Today’s Pro Tip is, learning how to manipulate your small pistol for appendix carry. Did you know that there are 13 million concealed carry holders in the U.S. today, according to Crime Research? Well, what we need to do is learn how to understand what small guns can do, how to manipulate them, and how to shoot them, but do it safely when using an appendix carry.
Whenever I have a deep concealment gun, I always worry about lint and dirt. So, I always make sure that I clean my gun probably once a month or once every six weeks, because I carry it every single day.
When loading my ammunition, I always want to make sure that I inspect the ammunition to make sure that the primer is seated properly, there’s no defect in the actual case itself, but I always want to inspect every single round before it goes in there.
If I look here, I can see that I have an upside down primer. It’s very important to inspect your ammunition. If that was going in the gun, in your first round, it could cost you your life.
Before we ever get shooting, we need to learn how to manipulate the slide properly. The springs in small guns can be very difficult to move back. With serrations on the back of the slide, what we want to do is grab them and pinch it, and what we want to do is push the gun forward by hanging on. That will allow you to properly load the gun correctly, and unload it.
When inserting a magazine into the gun, make sure you hear it seat or click. There are several ways we can do that, by pushing with the palm of our hand or, for a small pocket gun, to come over the top. This will be very important that you understand that the magazine is seated to be ready to fire. Let’s work on some failure drills.

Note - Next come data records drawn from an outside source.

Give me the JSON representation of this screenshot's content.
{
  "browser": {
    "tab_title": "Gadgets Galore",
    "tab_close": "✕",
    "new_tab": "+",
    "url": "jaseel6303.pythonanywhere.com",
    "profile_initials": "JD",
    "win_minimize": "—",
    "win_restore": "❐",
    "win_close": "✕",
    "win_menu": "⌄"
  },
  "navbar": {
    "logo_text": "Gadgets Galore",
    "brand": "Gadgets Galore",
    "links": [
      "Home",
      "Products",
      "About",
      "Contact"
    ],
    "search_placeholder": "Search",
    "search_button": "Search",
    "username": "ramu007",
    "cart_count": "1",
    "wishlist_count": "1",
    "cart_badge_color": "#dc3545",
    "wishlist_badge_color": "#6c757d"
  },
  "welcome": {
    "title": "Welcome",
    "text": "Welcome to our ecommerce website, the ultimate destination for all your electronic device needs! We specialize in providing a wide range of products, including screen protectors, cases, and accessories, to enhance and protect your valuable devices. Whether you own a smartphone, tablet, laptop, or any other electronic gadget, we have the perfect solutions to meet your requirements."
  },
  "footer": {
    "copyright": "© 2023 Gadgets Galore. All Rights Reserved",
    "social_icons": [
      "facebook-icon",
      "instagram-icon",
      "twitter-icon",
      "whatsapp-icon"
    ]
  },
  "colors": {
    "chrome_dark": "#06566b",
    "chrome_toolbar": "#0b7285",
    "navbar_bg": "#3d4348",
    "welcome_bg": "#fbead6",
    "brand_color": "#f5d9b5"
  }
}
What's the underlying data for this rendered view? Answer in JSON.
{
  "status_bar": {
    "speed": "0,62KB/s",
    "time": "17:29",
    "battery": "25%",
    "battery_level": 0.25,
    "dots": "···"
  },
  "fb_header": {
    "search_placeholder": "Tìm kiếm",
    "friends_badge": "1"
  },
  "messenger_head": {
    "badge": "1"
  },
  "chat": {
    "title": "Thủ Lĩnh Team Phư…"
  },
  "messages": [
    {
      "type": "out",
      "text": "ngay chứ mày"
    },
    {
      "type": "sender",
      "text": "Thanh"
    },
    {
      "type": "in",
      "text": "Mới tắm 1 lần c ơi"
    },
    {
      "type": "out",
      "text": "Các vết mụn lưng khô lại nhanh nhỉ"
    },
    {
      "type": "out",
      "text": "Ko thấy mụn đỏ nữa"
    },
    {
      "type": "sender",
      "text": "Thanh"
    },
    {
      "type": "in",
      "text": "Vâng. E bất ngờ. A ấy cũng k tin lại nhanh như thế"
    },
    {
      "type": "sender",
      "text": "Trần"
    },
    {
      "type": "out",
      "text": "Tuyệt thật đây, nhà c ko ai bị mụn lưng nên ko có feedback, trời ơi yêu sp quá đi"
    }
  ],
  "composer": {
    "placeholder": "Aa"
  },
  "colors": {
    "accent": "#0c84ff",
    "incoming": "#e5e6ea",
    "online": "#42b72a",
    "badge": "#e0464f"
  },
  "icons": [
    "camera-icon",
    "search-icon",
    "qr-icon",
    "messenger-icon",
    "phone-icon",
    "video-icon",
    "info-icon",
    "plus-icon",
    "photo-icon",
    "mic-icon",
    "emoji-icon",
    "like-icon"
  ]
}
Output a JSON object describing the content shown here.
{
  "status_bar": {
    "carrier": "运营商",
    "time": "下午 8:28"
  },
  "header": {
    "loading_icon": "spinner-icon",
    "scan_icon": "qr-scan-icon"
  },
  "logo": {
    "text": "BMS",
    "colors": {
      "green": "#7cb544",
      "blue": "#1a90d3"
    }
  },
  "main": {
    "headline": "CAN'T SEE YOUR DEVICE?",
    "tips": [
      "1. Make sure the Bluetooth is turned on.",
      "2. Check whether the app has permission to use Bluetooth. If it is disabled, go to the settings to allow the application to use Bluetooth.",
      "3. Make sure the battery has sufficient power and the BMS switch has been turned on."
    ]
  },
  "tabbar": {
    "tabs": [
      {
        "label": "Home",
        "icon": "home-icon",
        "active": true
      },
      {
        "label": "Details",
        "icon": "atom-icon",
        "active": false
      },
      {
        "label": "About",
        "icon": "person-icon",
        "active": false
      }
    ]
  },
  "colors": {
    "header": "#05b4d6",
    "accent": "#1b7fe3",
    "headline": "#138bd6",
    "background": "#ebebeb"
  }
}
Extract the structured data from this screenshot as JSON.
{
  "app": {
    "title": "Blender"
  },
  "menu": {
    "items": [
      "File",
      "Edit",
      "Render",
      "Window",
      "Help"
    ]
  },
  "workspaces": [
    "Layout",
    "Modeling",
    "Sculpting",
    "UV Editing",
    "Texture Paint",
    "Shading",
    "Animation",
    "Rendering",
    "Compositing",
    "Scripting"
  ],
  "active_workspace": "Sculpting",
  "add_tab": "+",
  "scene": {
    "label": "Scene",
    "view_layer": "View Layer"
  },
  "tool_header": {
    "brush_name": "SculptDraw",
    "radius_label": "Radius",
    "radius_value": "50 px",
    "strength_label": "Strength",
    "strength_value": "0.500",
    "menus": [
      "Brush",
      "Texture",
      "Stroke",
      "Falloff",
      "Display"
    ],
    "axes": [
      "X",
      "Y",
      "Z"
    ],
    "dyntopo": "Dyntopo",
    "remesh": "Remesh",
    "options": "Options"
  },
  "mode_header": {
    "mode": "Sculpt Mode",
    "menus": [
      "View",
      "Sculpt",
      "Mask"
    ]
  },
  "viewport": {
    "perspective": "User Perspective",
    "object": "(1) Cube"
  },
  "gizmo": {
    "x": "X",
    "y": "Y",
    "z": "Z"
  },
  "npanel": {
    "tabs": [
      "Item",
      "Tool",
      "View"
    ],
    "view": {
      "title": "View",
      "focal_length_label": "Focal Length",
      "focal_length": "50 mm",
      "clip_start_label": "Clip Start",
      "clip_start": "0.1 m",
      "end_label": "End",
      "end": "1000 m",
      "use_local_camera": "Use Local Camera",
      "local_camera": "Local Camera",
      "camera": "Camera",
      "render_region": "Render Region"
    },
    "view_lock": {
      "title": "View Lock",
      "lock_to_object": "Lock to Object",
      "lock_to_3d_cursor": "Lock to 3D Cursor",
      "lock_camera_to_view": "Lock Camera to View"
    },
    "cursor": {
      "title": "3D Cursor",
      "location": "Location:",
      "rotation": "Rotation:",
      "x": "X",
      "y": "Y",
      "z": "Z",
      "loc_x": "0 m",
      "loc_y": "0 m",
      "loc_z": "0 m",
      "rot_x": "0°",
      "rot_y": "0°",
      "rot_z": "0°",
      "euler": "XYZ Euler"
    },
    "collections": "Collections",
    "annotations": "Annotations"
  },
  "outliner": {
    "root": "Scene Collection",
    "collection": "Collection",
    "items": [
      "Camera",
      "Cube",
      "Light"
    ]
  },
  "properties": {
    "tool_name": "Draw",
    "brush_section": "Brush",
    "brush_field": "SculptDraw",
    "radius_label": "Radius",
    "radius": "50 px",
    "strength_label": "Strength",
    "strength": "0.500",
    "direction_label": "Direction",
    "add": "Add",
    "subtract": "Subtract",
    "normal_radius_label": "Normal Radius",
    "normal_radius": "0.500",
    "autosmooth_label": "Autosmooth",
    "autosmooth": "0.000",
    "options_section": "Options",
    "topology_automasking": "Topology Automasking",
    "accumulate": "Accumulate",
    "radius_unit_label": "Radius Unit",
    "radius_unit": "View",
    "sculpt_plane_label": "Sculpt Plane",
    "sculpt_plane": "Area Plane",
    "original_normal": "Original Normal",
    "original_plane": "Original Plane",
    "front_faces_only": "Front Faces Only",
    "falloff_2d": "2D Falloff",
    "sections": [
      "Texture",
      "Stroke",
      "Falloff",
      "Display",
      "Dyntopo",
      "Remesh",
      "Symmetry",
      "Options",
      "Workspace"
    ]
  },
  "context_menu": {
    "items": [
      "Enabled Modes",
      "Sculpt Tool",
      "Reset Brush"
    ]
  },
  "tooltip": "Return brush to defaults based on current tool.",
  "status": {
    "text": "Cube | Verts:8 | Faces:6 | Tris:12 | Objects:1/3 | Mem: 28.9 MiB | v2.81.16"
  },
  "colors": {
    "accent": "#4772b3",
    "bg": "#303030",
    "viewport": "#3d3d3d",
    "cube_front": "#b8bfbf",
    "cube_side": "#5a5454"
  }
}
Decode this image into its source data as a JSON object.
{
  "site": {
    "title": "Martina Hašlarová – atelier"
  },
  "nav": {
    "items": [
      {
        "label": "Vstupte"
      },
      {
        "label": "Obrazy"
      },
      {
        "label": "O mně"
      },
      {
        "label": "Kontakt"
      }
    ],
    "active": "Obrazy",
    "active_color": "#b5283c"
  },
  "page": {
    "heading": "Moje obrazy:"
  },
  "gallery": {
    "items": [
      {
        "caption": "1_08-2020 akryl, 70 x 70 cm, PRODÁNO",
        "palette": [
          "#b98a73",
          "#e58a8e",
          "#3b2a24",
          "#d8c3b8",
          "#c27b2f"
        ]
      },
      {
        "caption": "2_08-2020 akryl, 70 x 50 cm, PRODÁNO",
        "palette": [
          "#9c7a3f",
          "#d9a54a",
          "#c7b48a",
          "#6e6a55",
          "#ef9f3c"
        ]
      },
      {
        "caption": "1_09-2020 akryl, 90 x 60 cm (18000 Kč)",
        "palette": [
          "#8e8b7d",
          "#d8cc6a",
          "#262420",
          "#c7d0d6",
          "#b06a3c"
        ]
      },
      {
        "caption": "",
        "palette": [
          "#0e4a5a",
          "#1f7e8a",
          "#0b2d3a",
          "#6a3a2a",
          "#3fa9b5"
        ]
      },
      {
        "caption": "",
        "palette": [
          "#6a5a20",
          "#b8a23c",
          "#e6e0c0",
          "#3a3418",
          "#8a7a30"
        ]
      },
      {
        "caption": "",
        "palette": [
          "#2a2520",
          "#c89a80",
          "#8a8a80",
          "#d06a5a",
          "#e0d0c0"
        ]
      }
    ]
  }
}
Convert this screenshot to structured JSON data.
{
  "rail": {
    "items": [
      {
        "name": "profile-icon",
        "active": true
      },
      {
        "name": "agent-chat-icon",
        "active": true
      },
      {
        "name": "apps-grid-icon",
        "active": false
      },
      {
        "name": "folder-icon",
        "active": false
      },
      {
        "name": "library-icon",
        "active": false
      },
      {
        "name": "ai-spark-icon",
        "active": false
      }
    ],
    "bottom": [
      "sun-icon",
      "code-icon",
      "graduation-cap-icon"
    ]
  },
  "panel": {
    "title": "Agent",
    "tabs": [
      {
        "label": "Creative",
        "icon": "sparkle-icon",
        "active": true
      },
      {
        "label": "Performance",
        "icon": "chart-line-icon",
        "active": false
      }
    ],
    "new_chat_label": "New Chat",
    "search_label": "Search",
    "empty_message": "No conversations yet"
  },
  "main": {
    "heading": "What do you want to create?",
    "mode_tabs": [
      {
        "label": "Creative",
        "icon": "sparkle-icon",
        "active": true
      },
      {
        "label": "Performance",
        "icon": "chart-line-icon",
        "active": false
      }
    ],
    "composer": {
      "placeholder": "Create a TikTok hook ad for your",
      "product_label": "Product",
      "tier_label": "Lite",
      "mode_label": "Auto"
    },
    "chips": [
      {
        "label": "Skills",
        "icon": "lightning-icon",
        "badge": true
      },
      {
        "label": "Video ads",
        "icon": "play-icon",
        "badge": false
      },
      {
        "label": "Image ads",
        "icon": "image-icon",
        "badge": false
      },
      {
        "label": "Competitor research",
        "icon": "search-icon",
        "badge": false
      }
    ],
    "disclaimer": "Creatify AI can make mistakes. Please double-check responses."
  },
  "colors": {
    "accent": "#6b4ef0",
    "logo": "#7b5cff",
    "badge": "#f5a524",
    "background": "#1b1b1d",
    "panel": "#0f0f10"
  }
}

What we’re demonstrating here is a malfunction. We shoot a round, move the slide to the rear, getting a bad round out, re-engaging the target, having another malfunction, re-engaging the target. We’re working on manipulation.
Now let’s talk about re-holstering your firearm and learning how to draw from deep concealment. It doesn’t matter what type of holster you’re using. You always want to make sure you watch your trigger finger, taking the gun out of the holster and placing it back into the holster.
This will be very important to practice this during dry fire, long before you ever get to the range. Let’s do some live fire drills.
The one Pro Tip here you can learn is always make sure your finger is outside of the trigger guard when holstering and re-holstering. Always exaggerate that when you’re dry firing or in live fire. With all the techniques we learned here, the most important one is safety. Always keep your finger out of the trigger. Whether you got a briefcase, you got a coat pocket, or you’re carrying the gun in the actual pocket itself. Make sure to check out some of BLACKHAWK! holsters, the ARC holsters and the new TechGrip. Hope you guys had fun. Stay safe. I’ll see you soon on the range.